The aim of this work was to gain more insight into the cardiorespiratory and muscular (m. vastus lateralis) responses to simulated upwind sailing exercise in 10 high-level male and female Optimist sailors (10.8–14.4 years old). Hiking strap load (HSL) and cardiorespiratory variables were measured while exercising on a specially developed Optimist sailing ergometer. Electromyography (EMG) was used to determine mean power frequency (MPF) and root mean square (RMS). Near-infrared spectroscopy was used to measure deoxygenated Hemoglobin and Myoglobin concentration (deoxy[Hb+Mb]) and re-oxygenation. Results indicated that HSL and integrated EMG of the vastus lateralis muscle changed in accordance with the hiking intensity. Cardiorespiratory response demonstrated an initial significant increase and subsequently steady state in oxygen uptake (VO2), ventilation (VE), and heart rate (HR) up to circa 40% VO2peak, 30% VEpeak and 70% HRpeak respectively. At muscle level, results showed that highly trained Optimist sailors manage to stabilize the muscular demand and fatigue development during upwind sailing (after an initial increase). However, approaching the end of the hiking exercise, the MPF decrease, RMS increase, and deoxy[Hb+Mb] increase possibly indicate the onset of muscle fatigue.
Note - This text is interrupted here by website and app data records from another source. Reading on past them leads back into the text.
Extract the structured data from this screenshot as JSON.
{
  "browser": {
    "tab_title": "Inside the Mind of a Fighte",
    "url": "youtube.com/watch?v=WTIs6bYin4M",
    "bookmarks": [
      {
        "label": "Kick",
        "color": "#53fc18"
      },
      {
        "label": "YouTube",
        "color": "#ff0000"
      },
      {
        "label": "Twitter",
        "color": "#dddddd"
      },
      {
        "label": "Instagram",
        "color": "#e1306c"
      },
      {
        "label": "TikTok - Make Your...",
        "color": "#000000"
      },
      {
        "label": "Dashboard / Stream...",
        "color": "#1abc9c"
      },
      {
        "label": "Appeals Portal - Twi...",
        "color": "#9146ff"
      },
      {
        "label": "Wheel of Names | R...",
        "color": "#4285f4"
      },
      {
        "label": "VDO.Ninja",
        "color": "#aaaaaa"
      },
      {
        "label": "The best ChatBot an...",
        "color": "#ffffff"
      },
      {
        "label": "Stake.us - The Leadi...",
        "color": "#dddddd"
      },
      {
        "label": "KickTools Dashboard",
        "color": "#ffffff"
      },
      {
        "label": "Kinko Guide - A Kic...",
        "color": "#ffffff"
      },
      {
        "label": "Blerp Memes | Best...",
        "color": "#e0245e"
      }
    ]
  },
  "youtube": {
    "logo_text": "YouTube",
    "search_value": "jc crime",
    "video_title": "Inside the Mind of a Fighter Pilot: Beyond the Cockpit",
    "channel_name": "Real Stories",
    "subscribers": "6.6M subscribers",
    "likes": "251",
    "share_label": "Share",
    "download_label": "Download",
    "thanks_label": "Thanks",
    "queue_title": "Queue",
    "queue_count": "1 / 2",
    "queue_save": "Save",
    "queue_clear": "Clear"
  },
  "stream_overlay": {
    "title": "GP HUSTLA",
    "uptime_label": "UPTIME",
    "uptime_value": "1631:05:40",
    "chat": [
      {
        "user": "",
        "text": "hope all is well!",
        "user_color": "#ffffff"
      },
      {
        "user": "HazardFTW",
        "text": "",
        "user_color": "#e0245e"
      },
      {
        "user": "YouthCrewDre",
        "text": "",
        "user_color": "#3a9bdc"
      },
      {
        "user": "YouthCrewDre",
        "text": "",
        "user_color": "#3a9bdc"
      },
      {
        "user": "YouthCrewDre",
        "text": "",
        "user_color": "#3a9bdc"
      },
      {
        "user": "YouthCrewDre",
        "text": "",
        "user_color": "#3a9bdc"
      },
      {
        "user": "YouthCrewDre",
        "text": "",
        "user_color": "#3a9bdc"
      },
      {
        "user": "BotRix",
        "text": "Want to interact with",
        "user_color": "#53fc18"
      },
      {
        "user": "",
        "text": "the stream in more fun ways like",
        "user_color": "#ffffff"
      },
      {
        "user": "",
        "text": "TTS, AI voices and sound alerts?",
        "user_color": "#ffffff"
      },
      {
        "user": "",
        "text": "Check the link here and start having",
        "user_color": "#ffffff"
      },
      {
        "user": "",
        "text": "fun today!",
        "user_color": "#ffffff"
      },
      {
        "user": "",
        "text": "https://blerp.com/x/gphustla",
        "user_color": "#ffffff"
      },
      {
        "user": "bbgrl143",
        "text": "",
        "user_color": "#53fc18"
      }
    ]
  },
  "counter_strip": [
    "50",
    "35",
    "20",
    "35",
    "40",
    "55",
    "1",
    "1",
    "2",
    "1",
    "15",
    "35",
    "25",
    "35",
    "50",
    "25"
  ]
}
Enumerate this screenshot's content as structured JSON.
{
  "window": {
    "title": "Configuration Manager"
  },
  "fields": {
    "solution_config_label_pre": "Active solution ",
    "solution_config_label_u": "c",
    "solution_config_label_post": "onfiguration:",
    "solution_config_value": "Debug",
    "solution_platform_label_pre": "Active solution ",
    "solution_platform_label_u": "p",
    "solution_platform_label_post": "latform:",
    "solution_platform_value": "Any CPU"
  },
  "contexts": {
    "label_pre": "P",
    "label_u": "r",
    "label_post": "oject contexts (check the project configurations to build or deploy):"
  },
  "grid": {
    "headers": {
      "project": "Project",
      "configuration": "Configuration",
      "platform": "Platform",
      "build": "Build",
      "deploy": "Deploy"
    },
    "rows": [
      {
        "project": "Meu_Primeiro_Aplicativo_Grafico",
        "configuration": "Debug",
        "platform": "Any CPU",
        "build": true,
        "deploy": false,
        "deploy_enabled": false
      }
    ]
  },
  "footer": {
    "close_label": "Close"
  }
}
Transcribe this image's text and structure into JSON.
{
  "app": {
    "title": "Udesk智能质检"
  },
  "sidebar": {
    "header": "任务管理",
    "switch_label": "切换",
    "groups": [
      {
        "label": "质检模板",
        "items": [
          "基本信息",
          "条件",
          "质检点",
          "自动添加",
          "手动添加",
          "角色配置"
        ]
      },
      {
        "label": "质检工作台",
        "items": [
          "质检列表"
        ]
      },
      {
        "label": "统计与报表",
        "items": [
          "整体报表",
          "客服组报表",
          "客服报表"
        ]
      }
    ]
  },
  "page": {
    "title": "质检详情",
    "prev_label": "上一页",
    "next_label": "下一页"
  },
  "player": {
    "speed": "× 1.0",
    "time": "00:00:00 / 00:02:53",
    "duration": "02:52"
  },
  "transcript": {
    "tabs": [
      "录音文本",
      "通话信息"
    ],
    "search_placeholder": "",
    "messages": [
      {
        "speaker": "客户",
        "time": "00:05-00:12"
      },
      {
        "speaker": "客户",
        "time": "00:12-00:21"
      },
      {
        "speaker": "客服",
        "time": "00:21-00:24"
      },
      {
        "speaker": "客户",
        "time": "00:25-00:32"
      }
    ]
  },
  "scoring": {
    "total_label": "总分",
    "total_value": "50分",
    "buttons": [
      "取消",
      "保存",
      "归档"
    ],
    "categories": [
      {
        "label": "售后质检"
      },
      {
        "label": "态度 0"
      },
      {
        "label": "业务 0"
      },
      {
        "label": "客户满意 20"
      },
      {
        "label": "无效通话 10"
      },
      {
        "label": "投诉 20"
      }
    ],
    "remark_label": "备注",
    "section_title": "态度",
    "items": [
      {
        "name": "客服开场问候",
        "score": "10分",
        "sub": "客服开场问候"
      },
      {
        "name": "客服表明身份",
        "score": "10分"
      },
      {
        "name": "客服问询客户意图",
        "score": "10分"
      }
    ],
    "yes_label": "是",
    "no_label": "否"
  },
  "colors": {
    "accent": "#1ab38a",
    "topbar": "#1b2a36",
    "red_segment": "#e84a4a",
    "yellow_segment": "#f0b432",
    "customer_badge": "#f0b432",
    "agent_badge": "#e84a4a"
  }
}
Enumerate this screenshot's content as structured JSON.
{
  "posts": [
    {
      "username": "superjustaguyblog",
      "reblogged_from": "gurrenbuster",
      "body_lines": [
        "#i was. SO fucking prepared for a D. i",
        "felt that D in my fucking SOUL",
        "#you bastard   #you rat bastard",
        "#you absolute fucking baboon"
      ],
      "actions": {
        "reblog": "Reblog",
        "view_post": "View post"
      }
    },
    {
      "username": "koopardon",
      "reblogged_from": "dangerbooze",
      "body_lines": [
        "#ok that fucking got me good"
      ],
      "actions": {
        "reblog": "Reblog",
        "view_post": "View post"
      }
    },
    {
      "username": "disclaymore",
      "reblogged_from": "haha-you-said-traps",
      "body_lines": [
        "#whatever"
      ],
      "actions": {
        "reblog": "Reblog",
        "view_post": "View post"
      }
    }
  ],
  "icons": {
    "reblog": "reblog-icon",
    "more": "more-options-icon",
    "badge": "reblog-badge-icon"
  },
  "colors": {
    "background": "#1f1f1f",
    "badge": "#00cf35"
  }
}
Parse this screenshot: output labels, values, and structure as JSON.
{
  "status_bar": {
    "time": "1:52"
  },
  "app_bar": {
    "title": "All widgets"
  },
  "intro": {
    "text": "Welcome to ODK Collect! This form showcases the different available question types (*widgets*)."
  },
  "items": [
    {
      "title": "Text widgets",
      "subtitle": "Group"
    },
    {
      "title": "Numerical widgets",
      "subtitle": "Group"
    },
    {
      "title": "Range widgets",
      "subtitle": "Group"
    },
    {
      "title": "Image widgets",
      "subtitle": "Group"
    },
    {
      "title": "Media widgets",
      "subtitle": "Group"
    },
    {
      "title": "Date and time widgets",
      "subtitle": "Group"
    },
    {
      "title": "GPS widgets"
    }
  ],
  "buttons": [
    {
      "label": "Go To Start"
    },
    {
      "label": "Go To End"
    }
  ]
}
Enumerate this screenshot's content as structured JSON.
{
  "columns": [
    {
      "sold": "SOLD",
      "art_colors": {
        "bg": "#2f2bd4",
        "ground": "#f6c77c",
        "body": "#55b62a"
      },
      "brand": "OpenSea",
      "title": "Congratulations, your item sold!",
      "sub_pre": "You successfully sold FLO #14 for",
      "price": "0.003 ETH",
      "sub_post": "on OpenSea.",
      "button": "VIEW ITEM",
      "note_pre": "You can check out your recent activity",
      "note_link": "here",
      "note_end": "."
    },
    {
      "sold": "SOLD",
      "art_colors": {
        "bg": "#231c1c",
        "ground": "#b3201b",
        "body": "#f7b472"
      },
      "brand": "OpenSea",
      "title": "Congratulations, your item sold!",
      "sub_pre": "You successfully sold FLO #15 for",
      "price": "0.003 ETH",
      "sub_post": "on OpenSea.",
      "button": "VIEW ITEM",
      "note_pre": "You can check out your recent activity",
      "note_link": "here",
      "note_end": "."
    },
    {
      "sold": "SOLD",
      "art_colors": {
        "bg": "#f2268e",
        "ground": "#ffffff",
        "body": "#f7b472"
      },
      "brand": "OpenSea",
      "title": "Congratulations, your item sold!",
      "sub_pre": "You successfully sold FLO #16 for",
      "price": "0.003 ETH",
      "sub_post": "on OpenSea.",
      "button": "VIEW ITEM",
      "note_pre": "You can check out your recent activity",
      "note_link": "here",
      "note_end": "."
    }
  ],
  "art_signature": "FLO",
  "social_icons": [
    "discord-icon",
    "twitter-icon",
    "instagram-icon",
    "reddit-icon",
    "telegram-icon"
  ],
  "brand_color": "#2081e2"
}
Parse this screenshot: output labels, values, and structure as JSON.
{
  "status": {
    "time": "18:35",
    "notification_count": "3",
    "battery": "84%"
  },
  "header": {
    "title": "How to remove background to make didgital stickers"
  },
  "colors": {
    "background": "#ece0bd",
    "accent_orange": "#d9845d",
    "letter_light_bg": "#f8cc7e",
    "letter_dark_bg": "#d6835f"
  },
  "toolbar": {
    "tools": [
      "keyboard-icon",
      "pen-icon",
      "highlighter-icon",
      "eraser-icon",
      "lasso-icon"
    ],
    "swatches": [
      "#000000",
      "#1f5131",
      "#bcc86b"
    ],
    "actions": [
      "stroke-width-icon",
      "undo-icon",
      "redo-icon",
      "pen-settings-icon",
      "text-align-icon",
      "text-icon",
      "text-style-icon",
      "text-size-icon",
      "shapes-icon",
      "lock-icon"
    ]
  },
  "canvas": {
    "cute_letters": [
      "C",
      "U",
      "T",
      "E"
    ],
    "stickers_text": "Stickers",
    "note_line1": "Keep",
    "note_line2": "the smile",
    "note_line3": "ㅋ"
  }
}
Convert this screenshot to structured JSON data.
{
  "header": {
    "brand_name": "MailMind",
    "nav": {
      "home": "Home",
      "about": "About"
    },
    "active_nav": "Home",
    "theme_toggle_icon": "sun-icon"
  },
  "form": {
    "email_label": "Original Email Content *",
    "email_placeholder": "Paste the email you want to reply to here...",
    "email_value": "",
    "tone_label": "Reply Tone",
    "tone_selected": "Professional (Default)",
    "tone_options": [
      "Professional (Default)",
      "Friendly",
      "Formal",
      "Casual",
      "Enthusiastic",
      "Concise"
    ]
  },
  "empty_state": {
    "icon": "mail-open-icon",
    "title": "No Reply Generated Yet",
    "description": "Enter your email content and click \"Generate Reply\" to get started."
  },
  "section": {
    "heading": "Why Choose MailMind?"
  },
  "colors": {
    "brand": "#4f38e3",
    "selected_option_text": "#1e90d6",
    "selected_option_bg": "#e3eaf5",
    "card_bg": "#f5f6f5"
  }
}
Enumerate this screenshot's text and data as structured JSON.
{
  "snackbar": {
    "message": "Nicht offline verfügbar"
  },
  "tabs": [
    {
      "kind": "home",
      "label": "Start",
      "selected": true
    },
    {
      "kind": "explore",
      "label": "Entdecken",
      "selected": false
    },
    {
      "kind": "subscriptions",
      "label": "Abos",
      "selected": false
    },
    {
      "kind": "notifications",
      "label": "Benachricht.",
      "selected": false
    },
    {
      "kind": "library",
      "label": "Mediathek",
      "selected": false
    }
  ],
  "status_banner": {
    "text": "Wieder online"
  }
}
Stefanie J.M. Verstraete, Greet M. Cardon, Dirk L.R. De Clercq and Ilse M.M. De Bourdeaudhuij
The study aim was to evaluate the effectiveness of a 2-year health-related physical education intervention in a pretest-posttest design. Sixteen elementary schools (764 pupils, mean age: 11.2 ± 0.7) participated in the study. Schools were randomly assigned to the intervention condition (n = 8) and the control condition (n = 8). Making use of direct observation data gathered according to SOFIT (System for Observing Fitness Instruction Time), the moderate-to-vigorous physical activity engagement during physical education classes was significantly higher in the intervention condition than in the control condition. Children’s moderate-to-vigorous physical activity engagement during physical education lessons increased with 14% in the intervention condition (from 42 to 56%). No significant effects were found on the accelerometer data. The health-related physical education intervention was found to be promising in promoting physical activity during physical education classes.
Frederik J.A. Deconinck, Dirk De Clercq, Geert J.P. Savelsbergh, Rudy Van Coster, Ann Oostra, Griet Dewitte and Matthieu Lenoir
One-handed catching behavior was studied in nine 6- to 8-year-old boys with Developmental Coordination Disorder (DCD) and nine matched typically developing boys. The participants performed a catching task under two conditions. In the first condition, one ball speed was used while three ball speeds were randomly presented in the second condition. Boys with DCD showed a significantly smaller maximal hand aperture and a lower maximal closing velocity in both the first and the second condition; however, the temporal structure of the catch as well as the adaptations to the varying ball speeds did not differ between groups. This leads to the suggestion that the motor problems of boys with DCD in one-handed catching are not primarily due to debilitated visuo-perceptual or planning processes but are more likely caused by problems at the execution level.